Although the Côte de Brouilly is entirely embraced within Brouilly, its wines (from the slopes of an ancient volcano) are known to be more medium-bodied, and should age at least a year. I found the 2015 Nicole Chenrion ($24) to be less earthy and more deeply concentrated than the Grand’Cour.
The Fleurie region, whose Crus are among the most widely exported to the United States, are also medium bodied. I tasted the 2015 Domaine de la Chapelles des Bois, Grand Pré ($18) and the 2015 Anne-Sophie Dubois, L’Alchemiste ($32). The Grand Pré had a floral bouquet and a dry finish. The L’Alchemiste had a velvet texture, but would benefit from more time in the bottle.
The Cru Beaujolais grown in the northern part of the region, nearest to Burgundy, is more full-bodied and is recommended for at least four years of aging. The two varietals I sampled were notably more tannic, and thus astringent, than other Beaujolais wines. A Chénas from Pascal Granger (Aux Pierres, 2014, $17), had an aroma of roses and oak; it required extra time uncorked to allow it to breathe before drinking. A Moulin-à-Vent from Georges Duboeuf (Domaine de Rosiers, 2015, $20) was highly structured but too young yet to be fully enjoyed.
Making the wine
Georges Duboeuf is the region’s largest producer and exporter; its wines are widely available in the Northwest. Many of these are the more commonplace Beaujolais and Beaujolais-Villages varietals, typically priced several dollars less than Cru.
Duboeuf’s 2015 Beaujolais-Villages ($14), and a 2015 Henry Fessy Beaujolais-Villages ($12), were both uncomplicated sipping wines. Designed to be enjoyed within two years of their release, typically in March following an autumn harvest, they were pleasant wines, fruit-forward with dry finishes.
Basic Beaujolais is the classic, inexpensive and easy-drinking wine of bistros in Paris.
Some Beaujolais producers also make small amounts of white wines (labeled Beaujolais Blanc or Mâcon-Villages) and rosé wines. A 2016 Beaujolais Rosé from Domaine Dupeuble ($16) was a lovely summer wine that I might gladly have sipped with Brie and crackers on a warm, non-smoky day.
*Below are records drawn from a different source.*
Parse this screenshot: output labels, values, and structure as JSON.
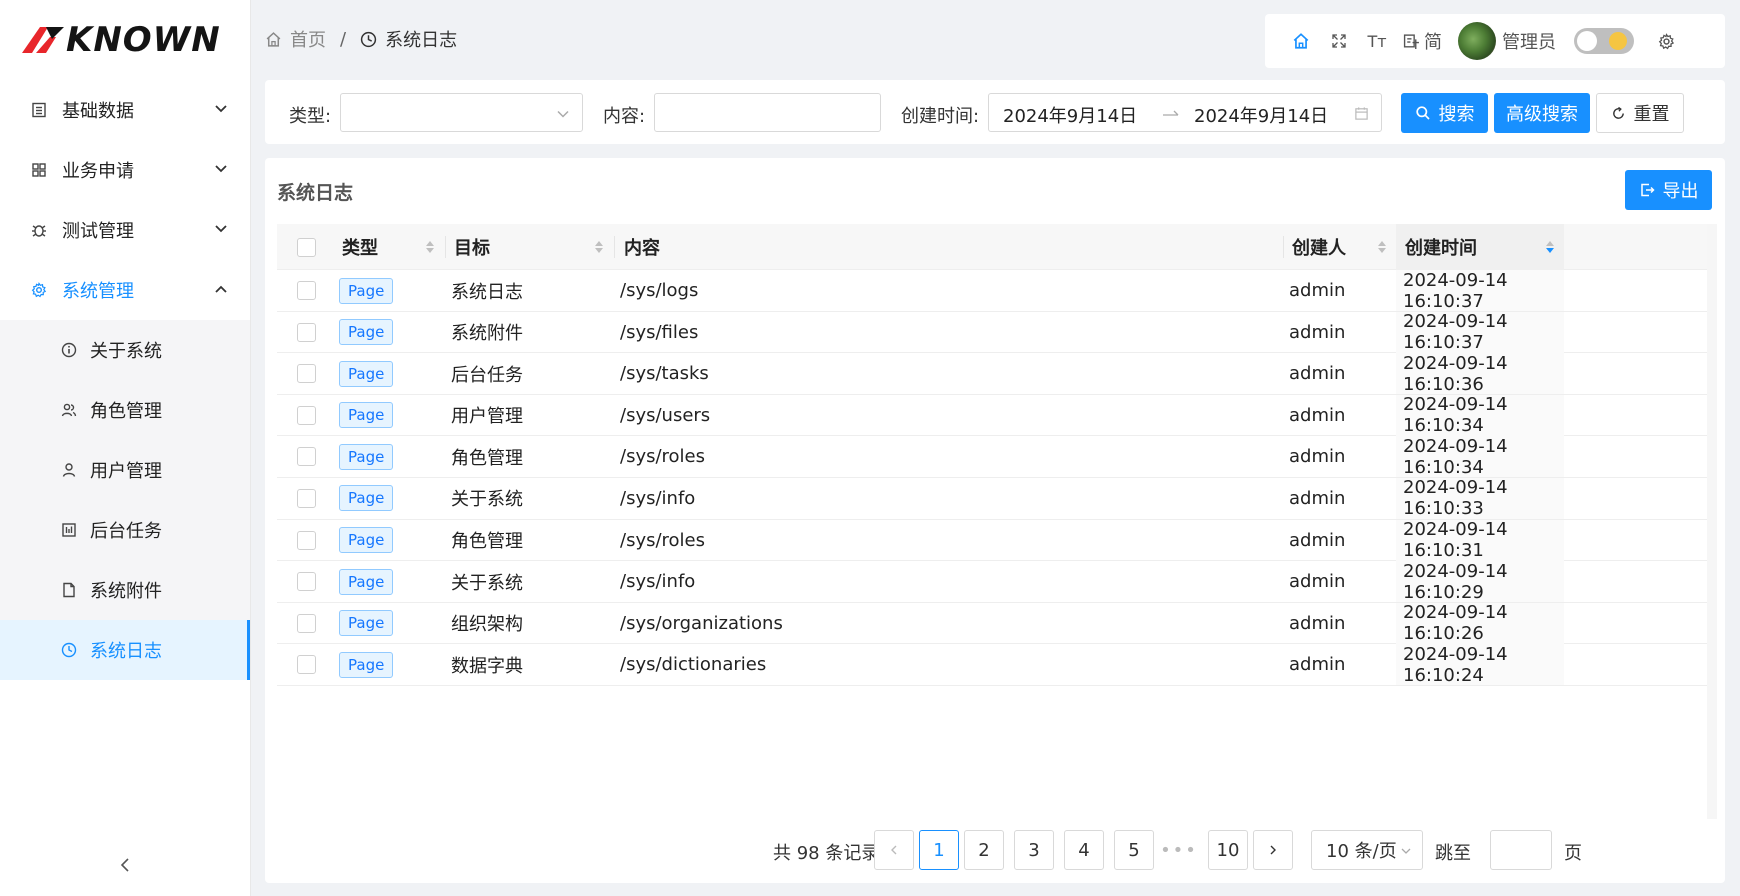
{
  "brand": {
    "logo_text": "KNOWN",
    "logo_color": "#e8262b"
  },
  "colors": {
    "primary": "#1890ff",
    "tag_bg": "#e6f4ff",
    "tag_border": "#91caff"
  },
  "sidebar": {
    "groups": [
      {
        "label": "基础数据",
        "icon": "list-icon",
        "expanded": false
      },
      {
        "label": "业务申请",
        "icon": "grid-icon",
        "expanded": false
      },
      {
        "label": "测试管理",
        "icon": "bug-icon",
        "expanded": false
      },
      {
        "label": "系统管理",
        "icon": "gear-icon",
        "expanded": true
      }
    ],
    "sub_items": [
      {
        "label": "关于系统",
        "icon": "info-icon"
      },
      {
        "label": "角色管理",
        "icon": "users-icon"
      },
      {
        "label": "用户管理",
        "icon": "user-icon"
      },
      {
        "label": "后台任务",
        "icon": "task-icon"
      },
      {
        "label": "系统附件",
        "icon": "file-icon"
      },
      {
        "label": "系统日志",
        "icon": "clock-icon",
        "selected": true
      }
    ],
    "collapse_icon": "chevron-left-icon"
  },
  "breadcrumb": {
    "home": "首页",
    "separator": "/",
    "current": "系统日志"
  },
  "toolbar": {
    "lang_label": "简",
    "font_label": "Tт",
    "user_name": "管理员"
  },
  "filter": {
    "type_label": "类型:",
    "content_label": "内容:",
    "time_label": "创建时间:",
    "date_start": "2024年9月14日",
    "date_end": "2024年9月14日",
    "search_label": "搜索",
    "advanced_label": "高级搜索",
    "reset_label": "重置"
  },
  "card": {
    "title": "系统日志",
    "export_label": "导出"
  },
  "table": {
    "columns": [
      "类型",
      "目标",
      "内容",
      "创建人",
      "创建时间"
    ],
    "rows": [
      {
        "type": "Page",
        "target": "系统日志",
        "content": "/sys/logs",
        "creator": "admin",
        "time": "2024-09-14 16:10:37"
      },
      {
        "type": "Page",
        "target": "系统附件",
        "content": "/sys/files",
        "creator": "admin",
        "time": "2024-09-14 16:10:37"
      },
      {
        "type": "Page",
        "target": "后台任务",
        "content": "/sys/tasks",
        "creator": "admin",
        "time": "2024-09-14 16:10:36"
      },
      {
        "type": "Page",
        "target": "用户管理",
        "content": "/sys/users",
        "creator": "admin",
        "time": "2024-09-14 16:10:34"
      },
      {
        "type": "Page",
        "target": "角色管理",
        "content": "/sys/roles",
        "creator": "admin",
        "time": "2024-09-14 16:10:34"
      },
      {
        "type": "Page",
        "target": "关于系统",
        "content": "/sys/info",
        "creator": "admin",
        "time": "2024-09-14 16:10:33"
      },
      {
        "type": "Page",
        "target": "角色管理",
        "content": "/sys/roles",
        "creator": "admin",
        "time": "2024-09-14 16:10:31"
      },
      {
        "type": "Page",
        "target": "关于系统",
        "content": "/sys/info",
        "creator": "admin",
        "time": "2024-09-14 16:10:29"
      },
      {
        "type": "Page",
        "target": "组织架构",
        "content": "/sys/organizations",
        "creator": "admin",
        "time": "2024-09-14 16:10:26"
      },
      {
        "type": "Page",
        "target": "数据字典",
        "content": "/sys/dictionaries",
        "creator": "admin",
        "time": "2024-09-14 16:10:24"
      }
    ]
  },
  "pagination": {
    "total_text": "共 98 条记录",
    "prev": "<",
    "next": ">",
    "pages": [
      "1",
      "2",
      "3",
      "4",
      "5"
    ],
    "ellipsis": "•••",
    "last_page": "10",
    "current_page": "1",
    "page_size": "10 条/页",
    "jump_label": "跳至",
    "page_suffix": "页"
  }
}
Rambaud told me Beaujolais wines are made by very traditional methods that incorporate carbonic maceration and malolactic fermentation. Hand-picked, whole-cluster grapes are thrown into tanks so large, the grapes on the bottom are crushed by the weight of gravity. Thus, fermentation begins in a low-oxygen environment, with the natural yeasts and acidity in the grape skins inducing a fruity flavor.
The longer the grapes ferment, the more tannins develop along with a fuller-bodied wine. “It all comes down to the winemaker,” Rambaud noted. The subsequent conversion of malic to lactic acid, with the inoculation of desirable bacteria, helps to integrate fruit and oak, and softens the wine when it is barreled.
As whole-cluster grapes cannot macerate as long as those removed from the stem, an increasing number of winemakers are employing modern Burgundian techniques and creating batches from destemmed grapes, Rambaud said. Higher-quality Cru varietals may be blends of whole-cluster and individual grapes, he said.
— John Gottberg Anderson can be reached at firstname.lastname@example.org .